%%
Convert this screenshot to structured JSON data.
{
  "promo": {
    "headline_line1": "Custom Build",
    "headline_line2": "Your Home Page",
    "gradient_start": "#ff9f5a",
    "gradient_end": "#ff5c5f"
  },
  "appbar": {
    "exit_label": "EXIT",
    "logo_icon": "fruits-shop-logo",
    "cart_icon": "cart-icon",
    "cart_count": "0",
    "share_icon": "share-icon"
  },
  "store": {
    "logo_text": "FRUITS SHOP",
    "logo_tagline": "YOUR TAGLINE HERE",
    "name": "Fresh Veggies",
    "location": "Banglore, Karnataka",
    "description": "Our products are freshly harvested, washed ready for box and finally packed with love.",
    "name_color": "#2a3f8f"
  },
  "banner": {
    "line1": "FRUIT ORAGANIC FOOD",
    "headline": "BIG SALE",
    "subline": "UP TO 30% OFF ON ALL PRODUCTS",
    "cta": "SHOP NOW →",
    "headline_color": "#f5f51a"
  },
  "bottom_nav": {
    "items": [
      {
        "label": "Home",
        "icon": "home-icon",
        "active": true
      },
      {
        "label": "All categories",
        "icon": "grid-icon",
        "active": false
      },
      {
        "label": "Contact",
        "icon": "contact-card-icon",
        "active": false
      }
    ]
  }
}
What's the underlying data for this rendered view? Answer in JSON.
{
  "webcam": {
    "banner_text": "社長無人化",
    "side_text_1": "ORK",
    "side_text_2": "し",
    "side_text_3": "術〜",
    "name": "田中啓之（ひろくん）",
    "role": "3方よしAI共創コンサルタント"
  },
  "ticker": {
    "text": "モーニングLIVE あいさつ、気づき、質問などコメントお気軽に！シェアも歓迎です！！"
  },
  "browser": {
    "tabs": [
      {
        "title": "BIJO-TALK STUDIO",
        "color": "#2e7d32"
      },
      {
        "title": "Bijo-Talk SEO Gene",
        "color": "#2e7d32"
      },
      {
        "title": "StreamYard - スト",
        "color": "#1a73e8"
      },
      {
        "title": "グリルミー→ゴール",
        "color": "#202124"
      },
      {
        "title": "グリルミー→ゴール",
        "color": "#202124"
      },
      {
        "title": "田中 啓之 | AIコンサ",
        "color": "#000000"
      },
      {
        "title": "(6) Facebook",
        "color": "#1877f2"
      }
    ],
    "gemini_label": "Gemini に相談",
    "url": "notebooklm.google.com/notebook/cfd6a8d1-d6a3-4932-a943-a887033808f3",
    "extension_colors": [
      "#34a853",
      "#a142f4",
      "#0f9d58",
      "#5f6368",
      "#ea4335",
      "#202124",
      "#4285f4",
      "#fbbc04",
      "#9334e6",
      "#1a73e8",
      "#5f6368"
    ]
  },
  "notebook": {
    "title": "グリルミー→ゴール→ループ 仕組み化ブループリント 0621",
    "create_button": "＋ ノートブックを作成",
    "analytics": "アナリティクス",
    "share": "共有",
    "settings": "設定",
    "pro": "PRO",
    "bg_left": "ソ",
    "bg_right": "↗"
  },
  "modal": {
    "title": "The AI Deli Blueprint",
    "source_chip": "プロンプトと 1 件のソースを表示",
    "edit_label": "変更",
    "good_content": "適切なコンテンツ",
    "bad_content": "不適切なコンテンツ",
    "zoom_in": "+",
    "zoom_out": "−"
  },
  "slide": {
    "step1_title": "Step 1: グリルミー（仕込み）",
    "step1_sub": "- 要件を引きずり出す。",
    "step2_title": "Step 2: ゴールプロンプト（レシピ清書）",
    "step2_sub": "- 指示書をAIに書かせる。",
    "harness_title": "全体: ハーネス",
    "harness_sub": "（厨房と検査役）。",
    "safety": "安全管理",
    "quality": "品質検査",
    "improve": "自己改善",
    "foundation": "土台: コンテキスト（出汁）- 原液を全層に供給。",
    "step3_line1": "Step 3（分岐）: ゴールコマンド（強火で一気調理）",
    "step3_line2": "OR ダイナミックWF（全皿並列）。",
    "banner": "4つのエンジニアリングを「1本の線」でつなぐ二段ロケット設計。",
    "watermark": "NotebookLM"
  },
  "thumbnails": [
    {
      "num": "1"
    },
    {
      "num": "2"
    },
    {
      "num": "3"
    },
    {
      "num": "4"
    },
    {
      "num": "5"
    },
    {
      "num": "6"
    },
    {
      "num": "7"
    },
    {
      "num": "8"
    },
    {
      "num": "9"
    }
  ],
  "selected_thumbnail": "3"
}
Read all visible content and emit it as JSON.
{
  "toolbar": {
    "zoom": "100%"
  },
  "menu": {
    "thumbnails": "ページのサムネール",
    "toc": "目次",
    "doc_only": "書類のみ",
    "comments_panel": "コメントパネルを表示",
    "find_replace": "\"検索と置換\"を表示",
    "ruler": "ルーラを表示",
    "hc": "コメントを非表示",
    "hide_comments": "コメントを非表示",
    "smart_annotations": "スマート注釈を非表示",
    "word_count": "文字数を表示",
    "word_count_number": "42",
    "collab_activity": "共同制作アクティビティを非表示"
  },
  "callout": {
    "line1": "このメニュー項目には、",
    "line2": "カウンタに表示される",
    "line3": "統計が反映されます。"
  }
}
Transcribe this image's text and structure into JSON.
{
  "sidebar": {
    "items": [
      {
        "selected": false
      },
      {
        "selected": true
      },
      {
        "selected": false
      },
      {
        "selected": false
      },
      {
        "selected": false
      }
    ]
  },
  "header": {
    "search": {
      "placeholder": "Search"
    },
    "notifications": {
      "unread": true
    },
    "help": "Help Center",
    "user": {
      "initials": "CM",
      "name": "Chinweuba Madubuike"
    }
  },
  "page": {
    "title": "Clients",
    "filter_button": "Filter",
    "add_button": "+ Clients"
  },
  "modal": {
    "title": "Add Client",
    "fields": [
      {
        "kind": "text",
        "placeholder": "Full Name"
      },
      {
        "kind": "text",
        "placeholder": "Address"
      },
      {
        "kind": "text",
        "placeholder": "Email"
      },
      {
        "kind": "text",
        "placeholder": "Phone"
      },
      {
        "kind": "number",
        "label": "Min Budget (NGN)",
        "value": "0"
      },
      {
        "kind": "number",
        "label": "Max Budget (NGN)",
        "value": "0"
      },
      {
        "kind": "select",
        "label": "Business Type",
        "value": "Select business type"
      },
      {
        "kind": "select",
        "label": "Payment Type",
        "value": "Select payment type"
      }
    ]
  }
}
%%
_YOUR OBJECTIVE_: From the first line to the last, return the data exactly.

_EXPECTED ANSWER_:
Convert this screenshot to structured JSON data.
{
  "promo": {
    "headline_line1": "Custom Build",
    "headline_line2": "Your Home Page",
    "gradient_start": "#ff9f5a",
    "gradient_end": "#ff5c5f"
  },
  "appbar": {
    "exit_label": "EXIT",
    "logo_icon": "fruits-shop-logo",
    "cart_icon": "cart-icon",
    "cart_count": "0",
    "share_icon": "share-icon"
  },
  "store": {
    "logo_text": "FRUITS SHOP",
    "logo_tagline": "YOUR TAGLINE HERE",
    "name": "Fresh Veggies",
    "location": "Banglore, Karnataka",
    "description": "Our products are freshly harvested, washed ready for box and finally packed with love.",
    "name_color": "#2a3f8f"
  },
  "banner": {
    "line1": "FRUIT ORAGANIC FOOD",
    "headline": "BIG SALE",
    "subline": "UP TO 30% OFF ON ALL PRODUCTS",
    "cta": "SHOP NOW →",
    "headline_color": "#f5f51a"
  },
  "bottom_nav": {
    "items": [
      {
        "label": "Home",
        "icon": "home-icon",
        "active": true
      },
      {
        "label": "All categories",
        "icon": "grid-icon",
        "active": false
      },
      {
        "label": "Contact",
        "icon": "contact-card-icon",
        "active": false
      }
    ]
  }
}
What's the underlying data for this rendered view? Answer in JSON.
{
  "webcam": {
    "banner_text": "社長無人化",
    "side_text_1": "ORK",
    "side_text_2": "し",
    "side_text_3": "術〜",
    "name": "田中啓之（ひろくん）",
    "role": "3方よしAI共創コンサルタント"
  },
  "ticker": {
    "text": "モーニングLIVE あいさつ、気づき、質問などコメントお気軽に！シェアも歓迎です！！"
  },
  "browser": {
    "tabs": [
      {
        "title": "BIJO-TALK STUDIO",
        "color": "#2e7d32"
      },
      {
        "title": "Bijo-Talk SEO Gene",
        "color": "#2e7d32"
      },
      {
        "title": "StreamYard - スト",
        "color": "#1a73e8"
      },
      {
        "title": "グリルミー→ゴール",
        "color": "#202124"
      },
      {
        "title": "グリルミー→ゴール",
        "color": "#202124"
      },
      {
        "title": "田中 啓之 | AIコンサ",
        "color": "#000000"
      },
      {
        "title": "(6) Facebook",
        "color": "#1877f2"
      }
    ],
    "gemini_label": "Gemini に相談",
    "url": "notebooklm.google.com/notebook/cfd6a8d1-d6a3-4932-a943-a887033808f3",
    "extension_colors": [
      "#34a853",
      "#a142f4",
      "#0f9d58",
      "#5f6368",
      "#ea4335",
      "#202124",
      "#4285f4",
      "#fbbc04",
      "#9334e6",
      "#1a73e8",
      "#5f6368"
    ]
  },
  "notebook": {
    "title": "グリルミー→ゴール→ループ 仕組み化ブループリント 0621",
    "create_button": "＋ ノートブックを作成",
    "analytics": "アナリティクス",
    "share": "共有",
    "settings": "設定",
    "pro": "PRO",
    "bg_left": "ソ",
    "bg_right": "↗"
  },
  "modal": {
    "title": "The AI Deli Blueprint",
    "source_chip": "プロンプトと 1 件のソースを表示",
    "edit_label": "変更",
    "good_content": "適切なコンテンツ",
    "bad_content": "不適切なコンテンツ",
    "zoom_in": "+",
    "zoom_out": "−"
  },
  "slide": {
    "step1_title": "Step 1: グリルミー（仕込み）",
    "step1_sub": "- 要件を引きずり出す。",
    "step2_title": "Step 2: ゴールプロンプト（レシピ清書）",
    "step2_sub": "- 指示書をAIに書かせる。",
    "harness_title": "全体: ハーネス",
    "harness_sub": "（厨房と検査役）。",
    "safety": "安全管理",
    "quality": "品質検査",
    "improve": "自己改善",
    "foundation": "土台: コンテキスト（出汁）- 原液を全層に供給。",
    "step3_line1": "Step 3（分岐）: ゴールコマンド（強火で一気調理）",
    "step3_line2": "OR ダイナミックWF（全皿並列）。",
    "banner": "4つのエンジニアリングを「1本の線」でつなぐ二段ロケット設計。",
    "watermark": "NotebookLM"
  },
  "thumbnails": [
    {
      "num": "1"
    },
    {
      "num": "2"
    },
    {
      "num": "3"
    },
    {
      "num": "4"
    },
    {
      "num": "5"
    },
    {
      "num": "6"
    },
    {
      "num": "7"
    },
    {
      "num": "8"
    },
    {
      "num": "9"
    }
  ],
  "selected_thumbnail": "3"
}
Read all visible content and emit it as JSON.
{
  "toolbar": {
    "zoom": "100%"
  },
  "menu": {
    "thumbnails": "ページのサムネール",
    "toc": "目次",
    "doc_only": "書類のみ",
    "comments_panel": "コメントパネルを表示",
    "find_replace": "\"検索と置換\"を表示",
    "ruler": "ルーラを表示",
    "hc": "コメントを非表示",
    "hide_comments": "コメントを非表示",
    "smart_annotations": "スマート注釈を非表示",
    "word_count": "文字数を表示",
    "word_count_number": "42",
    "collab_activity": "共同制作アクティビティを非表示"
  },
  "callout": {
    "line1": "このメニュー項目には、",
    "line2": "カウンタに表示される",
    "line3": "統計が反映されます。"
  }
}
Transcribe this image's text and structure into JSON.
{
  "sidebar": {
    "items": [
      {
        "selected": false
      },
      {
        "selected": true
      },
      {
        "selected": false
      },
      {
        "selected": false
      },
      {
        "selected": false
      }
    ]
  },
  "header": {
    "search": {
      "placeholder": "Search"
    },
    "notifications": {
      "unread": true
    },
    "help": "Help Center",
    "user": {
      "initials": "CM",
      "name": "Chinweuba Madubuike"
    }
  },
  "page": {
    "title": "Clients",
    "filter_button": "Filter",
    "add_button": "+ Clients"
  },
  "modal": {
    "title": "Add Client",
    "fields": [
      {
        "kind": "text",
        "placeholder": "Full Name"
      },
      {
        "kind": "text",
        "placeholder": "Address"
      },
      {
        "kind": "text",
        "placeholder": "Email"
      },
      {
        "kind": "text",
        "placeholder": "Phone"
      },
      {
        "kind": "number",
        "label": "Min Budget (NGN)",
        "value": "0"
      },
      {
        "kind": "number",
        "label": "Max Budget (NGN)",
        "value": "0"
      },
      {
        "kind": "select",
        "label": "Business Type",
        "value": "Select business type"
      },
      {
        "kind": "select",
        "label": "Payment Type",
        "value": "Select payment type"
      }
    ]
  }
}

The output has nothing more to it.